Rhabdomyolysis is an easily avoided condition when proper training principles are employed. It’s important to always have a clear understanding of what exactly these training principles are.
Build a good core of aerobic conditioning and muscle endurance before any workout that is “extreme.”
Slowly progress your performance in terms of repetitions. Even if you are fit, a workout that included hundreds of reps of something you haven’t been doing is potentially very dangerous.
Understand and maintain proper form during an exercise. When you lose form, your muscles are tired and the benefit from continued additional reps is exponentially less.
Provide ample rest and recovery. Stress loads the system, improvement happens during recovery when your body rebuilds.
Stay hydrated, with balanced nutrition, ensuring you have enough carbohydrates on hand for energy while you exercise.
If it’s really hot where you exercise, consider using early morning or late evening workouts to reduce the risk of dehydration and electrolyte imbalance.
If you feel like you have questions about these steps or the risk factors, consult a health provider. Physical therapists and physicians are great choices here.
On Peeing Your Pants…
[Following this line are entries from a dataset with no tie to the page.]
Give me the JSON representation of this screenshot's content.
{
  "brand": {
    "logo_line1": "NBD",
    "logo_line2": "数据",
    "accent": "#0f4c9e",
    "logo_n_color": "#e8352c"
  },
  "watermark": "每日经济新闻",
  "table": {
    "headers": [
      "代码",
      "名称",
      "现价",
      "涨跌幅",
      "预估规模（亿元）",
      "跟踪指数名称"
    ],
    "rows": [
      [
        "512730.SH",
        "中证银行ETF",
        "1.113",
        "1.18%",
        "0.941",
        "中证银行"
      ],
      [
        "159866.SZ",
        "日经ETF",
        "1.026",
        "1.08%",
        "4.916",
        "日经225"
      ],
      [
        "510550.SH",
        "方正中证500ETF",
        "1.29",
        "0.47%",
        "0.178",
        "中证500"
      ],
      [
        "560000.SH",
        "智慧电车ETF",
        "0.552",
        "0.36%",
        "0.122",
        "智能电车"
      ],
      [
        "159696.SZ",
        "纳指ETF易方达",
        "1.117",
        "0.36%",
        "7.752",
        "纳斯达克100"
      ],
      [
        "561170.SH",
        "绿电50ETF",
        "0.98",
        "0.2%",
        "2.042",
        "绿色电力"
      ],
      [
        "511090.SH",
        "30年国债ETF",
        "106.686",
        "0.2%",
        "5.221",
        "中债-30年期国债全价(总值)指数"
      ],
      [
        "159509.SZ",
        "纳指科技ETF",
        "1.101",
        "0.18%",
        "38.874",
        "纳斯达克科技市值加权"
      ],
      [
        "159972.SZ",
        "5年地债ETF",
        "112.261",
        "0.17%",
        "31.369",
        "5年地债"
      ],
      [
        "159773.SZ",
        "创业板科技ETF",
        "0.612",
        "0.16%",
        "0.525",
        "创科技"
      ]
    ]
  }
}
Many people took outrage to a minor point in the article, when I declared that involuntary urination isn’t something otherwise healthy people need to tolerate. I stand by this. While there are some conditions that preclude that statement, if you have one of those, you probably know it. Incontinence, especially during effort, is a sign that you have pelvic floor insufficiency. Training and reeducation of those muscles with a pelvic floor physical therapist can cause dramatic improvements in this condition. While many people suffer from this, please don’t confuse common with normal. Again, the American Physical Therapy Association has a great radio spot and resources about this on MoveForwardPT.com. Stress-induced urinary incontinence is largely avoidable and you don’t have to endure this despite what the cultural beliefs of any specific group may imply or teach.
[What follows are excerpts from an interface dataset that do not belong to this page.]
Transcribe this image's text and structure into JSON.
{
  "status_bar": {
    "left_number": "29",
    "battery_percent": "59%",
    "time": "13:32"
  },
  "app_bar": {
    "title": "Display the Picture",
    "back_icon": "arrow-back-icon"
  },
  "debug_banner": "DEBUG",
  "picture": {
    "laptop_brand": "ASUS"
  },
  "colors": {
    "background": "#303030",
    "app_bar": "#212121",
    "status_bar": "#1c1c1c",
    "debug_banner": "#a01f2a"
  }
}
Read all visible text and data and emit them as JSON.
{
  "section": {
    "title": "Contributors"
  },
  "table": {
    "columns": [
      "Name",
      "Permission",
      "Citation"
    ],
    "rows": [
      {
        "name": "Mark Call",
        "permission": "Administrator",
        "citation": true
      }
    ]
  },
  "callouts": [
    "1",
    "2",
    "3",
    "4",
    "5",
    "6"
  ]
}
Moving the Debate Forward Positively
This is not a CrossFit versus everyone else debate. In fact, for a lot of reasons, physical therapists and CrossFit coaches can make excellent partners. CrossFit is clearly in the crosshairs of the debate due to the extreme nature of the workouts, but they don’t stand alone. As interest in running marathons continues to increase and ultra endurance events like the Badwater 135, the Tour Divide and Leadville 100 see increasing registration numbers, understanding the negative effects of pushing your body to physiologic extremes is critical. This debate is important to have. Blanket condemnations on one side or another have no place. Remember that “no pain, no gain” is a dangerous approach to exercise. Extremes once in a while are alright, but are not a good idea for a sustainable long term exercise strategy on a daily basis, even for combat training. Finally, the risk of not exercising is significant and real and not a sustainable solution for anyone.
I was happy to see many continue the debate on blogs and in the news, and I hope it results in an increased awareness about exercise and how to stay healthy. I had hundreds of people reach out to me who were injured participating in CrossFit, including those who experienced rhabdo. I had even more reach out to express stories of their success and fitness gains. One thing is for sure, while those inside of CrossFit have known about and have been managing the rhabdo issue for some time, external to CrossFit, it isn’t a secret anymore.
Eric Robertson in Health & Fitness